Painting vs Dyeing Leather
The main difference between painting and dyeing leather is that paint sits on the surface of the leather, while dye penetrates the leather. Whatever I’m painting will turn out to be that color. With dyeing, the color that I get will depend on the type of leather and the color of leather that I’m starting with. My cherry red Docs were already pretty pigmented to start with, which is probably why they turned out so dark. Plus, oxblood is just a dark, rich color in general.
Also, paint is definitely more forgiving. If I accidentally get a drop of paint on the wrong spot, I can wipe it off with a damp cloth. Any mistakes made with dye are pretty regrettable and irreversible!
Today I’ll show you how to paint leather boots. I’ll be transforming these scuffed up gray Docs into super cute red Docs:

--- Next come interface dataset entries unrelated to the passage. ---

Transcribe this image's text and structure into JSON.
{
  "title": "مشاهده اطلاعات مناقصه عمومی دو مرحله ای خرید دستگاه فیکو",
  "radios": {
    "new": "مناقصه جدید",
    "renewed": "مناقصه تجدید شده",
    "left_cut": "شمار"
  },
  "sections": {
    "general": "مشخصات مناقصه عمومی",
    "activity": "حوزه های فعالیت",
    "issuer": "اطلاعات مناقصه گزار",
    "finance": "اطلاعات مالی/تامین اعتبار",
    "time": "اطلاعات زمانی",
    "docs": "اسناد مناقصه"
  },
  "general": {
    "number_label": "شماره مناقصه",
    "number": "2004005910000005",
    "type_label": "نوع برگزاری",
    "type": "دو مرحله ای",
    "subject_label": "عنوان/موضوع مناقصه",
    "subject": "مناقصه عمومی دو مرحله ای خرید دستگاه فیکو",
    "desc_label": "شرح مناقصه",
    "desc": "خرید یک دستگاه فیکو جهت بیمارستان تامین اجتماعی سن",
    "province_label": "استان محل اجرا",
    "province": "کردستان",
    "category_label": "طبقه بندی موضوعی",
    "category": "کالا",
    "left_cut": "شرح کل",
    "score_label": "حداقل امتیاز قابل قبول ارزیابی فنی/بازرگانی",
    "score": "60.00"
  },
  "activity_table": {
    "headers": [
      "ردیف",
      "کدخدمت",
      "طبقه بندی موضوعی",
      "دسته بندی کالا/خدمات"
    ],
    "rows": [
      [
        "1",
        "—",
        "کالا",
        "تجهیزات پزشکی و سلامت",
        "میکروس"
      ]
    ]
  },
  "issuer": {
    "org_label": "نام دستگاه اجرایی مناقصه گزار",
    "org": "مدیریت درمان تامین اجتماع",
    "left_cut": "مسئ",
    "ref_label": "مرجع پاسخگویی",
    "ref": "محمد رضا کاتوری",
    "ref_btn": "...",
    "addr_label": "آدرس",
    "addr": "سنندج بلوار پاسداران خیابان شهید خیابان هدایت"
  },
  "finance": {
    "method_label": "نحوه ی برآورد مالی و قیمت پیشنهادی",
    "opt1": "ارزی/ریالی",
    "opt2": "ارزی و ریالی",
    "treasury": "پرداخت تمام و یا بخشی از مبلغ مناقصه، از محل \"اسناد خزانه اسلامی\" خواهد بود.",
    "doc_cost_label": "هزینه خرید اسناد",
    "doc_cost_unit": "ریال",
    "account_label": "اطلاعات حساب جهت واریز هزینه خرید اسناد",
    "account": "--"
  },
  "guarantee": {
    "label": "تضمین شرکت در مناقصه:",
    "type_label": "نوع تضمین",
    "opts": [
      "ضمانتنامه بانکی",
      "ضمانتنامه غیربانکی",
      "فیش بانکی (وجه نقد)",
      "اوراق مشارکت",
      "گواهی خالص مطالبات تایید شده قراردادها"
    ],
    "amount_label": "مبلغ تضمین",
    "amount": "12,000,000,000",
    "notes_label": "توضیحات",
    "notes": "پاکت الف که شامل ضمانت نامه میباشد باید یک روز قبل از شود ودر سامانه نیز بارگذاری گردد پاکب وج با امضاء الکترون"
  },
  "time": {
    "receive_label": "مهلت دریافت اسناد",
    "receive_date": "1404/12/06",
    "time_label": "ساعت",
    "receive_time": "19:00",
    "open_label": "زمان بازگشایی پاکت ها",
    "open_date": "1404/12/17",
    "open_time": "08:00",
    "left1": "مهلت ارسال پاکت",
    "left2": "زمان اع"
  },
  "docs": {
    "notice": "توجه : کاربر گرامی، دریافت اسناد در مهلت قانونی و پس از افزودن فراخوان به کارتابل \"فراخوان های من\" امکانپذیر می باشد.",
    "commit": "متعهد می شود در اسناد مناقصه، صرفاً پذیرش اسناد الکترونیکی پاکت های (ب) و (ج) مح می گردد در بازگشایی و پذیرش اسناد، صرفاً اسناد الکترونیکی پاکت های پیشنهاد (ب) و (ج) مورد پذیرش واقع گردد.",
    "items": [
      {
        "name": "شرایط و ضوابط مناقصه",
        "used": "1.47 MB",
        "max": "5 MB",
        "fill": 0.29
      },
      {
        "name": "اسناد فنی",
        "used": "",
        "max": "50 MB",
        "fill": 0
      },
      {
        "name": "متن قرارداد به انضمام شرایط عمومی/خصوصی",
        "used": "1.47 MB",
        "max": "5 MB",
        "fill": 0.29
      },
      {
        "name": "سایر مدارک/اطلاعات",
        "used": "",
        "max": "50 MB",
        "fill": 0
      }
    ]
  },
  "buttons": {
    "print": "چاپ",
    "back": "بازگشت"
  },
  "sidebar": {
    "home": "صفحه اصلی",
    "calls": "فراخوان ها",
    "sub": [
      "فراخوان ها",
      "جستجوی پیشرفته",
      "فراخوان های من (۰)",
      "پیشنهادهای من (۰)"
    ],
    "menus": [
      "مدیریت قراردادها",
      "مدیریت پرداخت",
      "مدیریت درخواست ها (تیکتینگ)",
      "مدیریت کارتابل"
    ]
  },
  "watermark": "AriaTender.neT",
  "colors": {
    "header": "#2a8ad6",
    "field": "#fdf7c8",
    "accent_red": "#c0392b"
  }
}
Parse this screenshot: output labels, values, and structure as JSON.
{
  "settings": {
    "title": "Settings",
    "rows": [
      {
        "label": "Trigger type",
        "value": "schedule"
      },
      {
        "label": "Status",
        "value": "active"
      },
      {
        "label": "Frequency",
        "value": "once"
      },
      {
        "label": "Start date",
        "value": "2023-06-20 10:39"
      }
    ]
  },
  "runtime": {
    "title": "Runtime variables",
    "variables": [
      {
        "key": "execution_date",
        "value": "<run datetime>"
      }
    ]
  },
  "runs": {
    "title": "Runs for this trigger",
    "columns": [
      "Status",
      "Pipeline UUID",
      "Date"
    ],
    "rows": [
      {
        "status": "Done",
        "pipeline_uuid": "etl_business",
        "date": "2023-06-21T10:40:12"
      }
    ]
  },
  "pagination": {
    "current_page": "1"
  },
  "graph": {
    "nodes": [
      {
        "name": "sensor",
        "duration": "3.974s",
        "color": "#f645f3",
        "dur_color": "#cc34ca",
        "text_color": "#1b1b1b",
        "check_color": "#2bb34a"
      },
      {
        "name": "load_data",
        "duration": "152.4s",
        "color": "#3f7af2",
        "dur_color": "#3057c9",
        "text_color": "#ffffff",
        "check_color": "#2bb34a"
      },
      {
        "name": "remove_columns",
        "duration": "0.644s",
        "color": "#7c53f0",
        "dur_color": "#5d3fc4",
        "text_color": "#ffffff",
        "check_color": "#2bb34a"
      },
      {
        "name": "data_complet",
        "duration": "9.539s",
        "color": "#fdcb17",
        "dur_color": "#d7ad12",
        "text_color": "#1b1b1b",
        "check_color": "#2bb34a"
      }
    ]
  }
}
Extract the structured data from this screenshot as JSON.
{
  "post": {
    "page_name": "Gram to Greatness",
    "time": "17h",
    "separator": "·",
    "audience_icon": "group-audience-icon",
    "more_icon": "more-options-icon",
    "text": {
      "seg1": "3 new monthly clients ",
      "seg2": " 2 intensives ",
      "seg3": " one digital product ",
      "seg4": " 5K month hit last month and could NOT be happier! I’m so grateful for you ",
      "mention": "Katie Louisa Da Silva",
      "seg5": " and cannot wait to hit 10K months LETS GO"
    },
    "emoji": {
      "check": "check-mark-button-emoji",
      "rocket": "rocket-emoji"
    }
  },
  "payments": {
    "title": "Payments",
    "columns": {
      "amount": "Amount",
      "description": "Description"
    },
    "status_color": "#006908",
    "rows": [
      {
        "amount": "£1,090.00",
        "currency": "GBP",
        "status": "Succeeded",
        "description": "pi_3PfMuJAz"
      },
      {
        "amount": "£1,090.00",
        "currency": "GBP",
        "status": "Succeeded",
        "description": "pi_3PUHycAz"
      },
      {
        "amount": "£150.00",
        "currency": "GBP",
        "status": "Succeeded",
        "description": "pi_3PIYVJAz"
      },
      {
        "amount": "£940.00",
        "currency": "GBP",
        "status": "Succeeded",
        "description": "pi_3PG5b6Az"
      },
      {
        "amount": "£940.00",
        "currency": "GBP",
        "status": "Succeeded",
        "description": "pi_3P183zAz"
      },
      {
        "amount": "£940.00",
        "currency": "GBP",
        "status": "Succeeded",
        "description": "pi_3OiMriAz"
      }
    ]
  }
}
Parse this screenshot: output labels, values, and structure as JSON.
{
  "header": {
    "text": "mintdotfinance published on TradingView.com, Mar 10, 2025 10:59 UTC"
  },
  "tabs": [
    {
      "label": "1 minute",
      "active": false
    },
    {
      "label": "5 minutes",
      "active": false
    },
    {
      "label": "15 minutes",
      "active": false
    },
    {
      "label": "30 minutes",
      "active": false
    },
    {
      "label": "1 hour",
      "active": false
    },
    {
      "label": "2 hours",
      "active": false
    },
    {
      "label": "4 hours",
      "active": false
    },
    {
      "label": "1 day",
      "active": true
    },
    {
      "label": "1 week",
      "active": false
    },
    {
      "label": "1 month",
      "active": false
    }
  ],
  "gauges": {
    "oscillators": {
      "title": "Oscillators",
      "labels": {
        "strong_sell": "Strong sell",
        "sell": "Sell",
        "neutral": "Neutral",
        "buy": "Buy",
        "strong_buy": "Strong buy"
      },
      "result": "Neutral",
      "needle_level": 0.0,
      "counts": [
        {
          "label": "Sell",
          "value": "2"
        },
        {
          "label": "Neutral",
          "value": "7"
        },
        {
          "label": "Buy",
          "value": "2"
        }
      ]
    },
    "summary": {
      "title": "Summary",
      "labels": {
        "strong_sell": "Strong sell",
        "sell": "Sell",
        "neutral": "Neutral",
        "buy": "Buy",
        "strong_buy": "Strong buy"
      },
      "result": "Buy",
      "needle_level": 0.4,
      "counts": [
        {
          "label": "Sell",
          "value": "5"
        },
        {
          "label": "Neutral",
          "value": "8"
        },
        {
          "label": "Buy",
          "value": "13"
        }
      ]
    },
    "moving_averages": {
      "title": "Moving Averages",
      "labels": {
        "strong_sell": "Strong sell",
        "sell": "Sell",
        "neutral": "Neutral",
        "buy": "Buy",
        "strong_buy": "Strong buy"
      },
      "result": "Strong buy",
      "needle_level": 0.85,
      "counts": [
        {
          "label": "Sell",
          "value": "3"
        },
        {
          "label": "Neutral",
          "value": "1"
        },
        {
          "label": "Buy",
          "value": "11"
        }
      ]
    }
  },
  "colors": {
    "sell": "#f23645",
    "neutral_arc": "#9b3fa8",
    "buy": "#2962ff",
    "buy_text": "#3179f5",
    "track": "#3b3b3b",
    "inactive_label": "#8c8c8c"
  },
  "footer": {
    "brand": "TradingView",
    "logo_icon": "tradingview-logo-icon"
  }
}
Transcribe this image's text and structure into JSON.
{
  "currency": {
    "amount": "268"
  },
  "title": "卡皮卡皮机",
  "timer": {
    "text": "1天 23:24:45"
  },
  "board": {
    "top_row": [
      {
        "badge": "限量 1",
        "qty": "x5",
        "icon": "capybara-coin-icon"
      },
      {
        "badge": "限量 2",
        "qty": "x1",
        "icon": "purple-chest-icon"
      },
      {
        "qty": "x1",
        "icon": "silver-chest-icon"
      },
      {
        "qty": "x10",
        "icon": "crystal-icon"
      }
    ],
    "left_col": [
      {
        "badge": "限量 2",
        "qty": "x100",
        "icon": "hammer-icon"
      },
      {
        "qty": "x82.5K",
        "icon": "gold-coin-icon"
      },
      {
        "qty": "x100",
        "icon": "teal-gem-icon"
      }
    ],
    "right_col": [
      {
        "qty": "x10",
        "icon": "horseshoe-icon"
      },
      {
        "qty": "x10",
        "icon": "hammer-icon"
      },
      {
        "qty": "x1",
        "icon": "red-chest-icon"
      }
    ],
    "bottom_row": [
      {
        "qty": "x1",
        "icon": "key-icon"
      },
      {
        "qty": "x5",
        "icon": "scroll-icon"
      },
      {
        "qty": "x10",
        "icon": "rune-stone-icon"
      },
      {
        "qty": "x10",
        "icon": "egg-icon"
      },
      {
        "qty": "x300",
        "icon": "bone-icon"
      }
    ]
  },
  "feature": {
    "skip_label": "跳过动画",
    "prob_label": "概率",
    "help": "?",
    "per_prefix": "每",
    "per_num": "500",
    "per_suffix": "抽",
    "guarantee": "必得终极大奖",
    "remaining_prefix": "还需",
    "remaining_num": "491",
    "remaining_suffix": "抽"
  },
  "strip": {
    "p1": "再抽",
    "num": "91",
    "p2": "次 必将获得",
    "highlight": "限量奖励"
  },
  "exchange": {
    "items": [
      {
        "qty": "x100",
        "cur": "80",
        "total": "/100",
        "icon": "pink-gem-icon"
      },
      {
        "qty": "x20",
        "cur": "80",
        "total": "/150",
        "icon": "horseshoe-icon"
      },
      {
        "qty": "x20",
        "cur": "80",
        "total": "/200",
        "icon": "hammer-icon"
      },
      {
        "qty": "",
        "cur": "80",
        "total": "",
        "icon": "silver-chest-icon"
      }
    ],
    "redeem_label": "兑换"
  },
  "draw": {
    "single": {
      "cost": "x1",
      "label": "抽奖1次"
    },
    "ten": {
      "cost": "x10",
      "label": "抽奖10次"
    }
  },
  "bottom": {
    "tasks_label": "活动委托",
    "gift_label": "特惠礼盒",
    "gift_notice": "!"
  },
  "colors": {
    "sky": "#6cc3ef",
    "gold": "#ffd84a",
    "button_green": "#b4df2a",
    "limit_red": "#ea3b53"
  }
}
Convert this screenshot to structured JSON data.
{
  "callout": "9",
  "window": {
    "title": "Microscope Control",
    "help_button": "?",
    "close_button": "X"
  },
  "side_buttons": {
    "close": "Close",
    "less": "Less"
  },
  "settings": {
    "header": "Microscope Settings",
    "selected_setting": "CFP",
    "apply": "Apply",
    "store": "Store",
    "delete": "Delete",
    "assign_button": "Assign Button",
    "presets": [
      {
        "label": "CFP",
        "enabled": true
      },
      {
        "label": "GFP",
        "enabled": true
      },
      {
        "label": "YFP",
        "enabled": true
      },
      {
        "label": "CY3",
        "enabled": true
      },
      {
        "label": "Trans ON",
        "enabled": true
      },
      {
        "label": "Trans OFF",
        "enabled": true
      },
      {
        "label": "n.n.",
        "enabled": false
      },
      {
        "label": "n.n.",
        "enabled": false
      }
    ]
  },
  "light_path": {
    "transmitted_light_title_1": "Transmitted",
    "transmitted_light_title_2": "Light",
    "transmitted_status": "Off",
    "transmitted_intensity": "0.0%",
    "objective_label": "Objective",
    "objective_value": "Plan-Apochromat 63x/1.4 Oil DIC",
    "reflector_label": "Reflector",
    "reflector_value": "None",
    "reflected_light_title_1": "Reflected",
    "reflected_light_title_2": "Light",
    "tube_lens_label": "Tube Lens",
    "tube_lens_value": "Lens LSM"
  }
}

-Leather paint (I used Angelus leather paint in Autumn Red)
-Acetone, rubbing alcohol, or leather deglazer
-Painter’s tape or masking tape
-Sponge paint brush
-Small, fine paint brush
-A plastic cup or bowl to hold your paint
-Leather shoe polish (I used Dr. Martens Cherry polish)
-Leather shoe brush
–Acrylic paint finisher (I actually skipped this)
Step 1. Prepare the Boots
Preparation for painting leather boots is the same as if you are dyeing them. I cleaned the boots with a shoe brush and a little bit of warm water. Once they were dry, I “stripped” the existing dye with rubbing alcohol. This step is really important for making the paint stick to the leather, so I really went at it.
Then I applied tape to the areas where I wanted to avoid painting. I used Opi Glitter Off Natural Peel Off Base Coat on the lace eyelets to protect them from being painted, but I’m not sure it worked.
Step 2. Paint the Boots
Painting the boots was really fun. I poured a little bit of paint into my red Solo cup and went at it with a sponge brush. Application was pretty smooth and not streaky, and the Angelus leather paint was super easy to work with.
I applied two coats, and made sure the paint was dry in between coats.
Step 3. Touch Up the Bad Spots
Once the second coat was dry, I carefully (so I thought) removed the tape. My tape actually pulled off some of the paint near the soles and I was alarmed by how easy it seemed to peel off. But again, don’t worry, I just used a small paint brush and touched up the spots with two coats.
Just FYI, Autumn Red is similar to the original cherry red color of Dr. Martens, except it is a bit redder and not as burgundy.
Step 4. Finish and Polish the Boots
It’s recommended to apply an acrylic paint finisher, but I skipped this step. The finisher is supposed to protect the paint from scuffs and probably peeling, so it seems like a good idea especially if you are planning to wear the boots a lot. It also comes in matte or gloss. My Docs are not in my usual rotation of footwear, so I felt okay about skipping it.
I just polished the boots and I was done!
Step 5. Show Off Your “New” Boots
Here I am in my red Docs as seen on IG:
Step 6. Find More Shoes to Paint and Dye
The Angelus acrylic paint is fantastic for customizing sneakers, bags, belts, saddles, holsters, etc. While doing research for this blog post I saw so many inspiring pictures and videos of people who customize their Jordans and other Nikes. Here’s my humble sneaker modification start:
Thanks so much for reading! I hope this post gave you a little bit of insight on how to paint leather shoes. Let me know if you decide to take on a leather dyeing or painting project!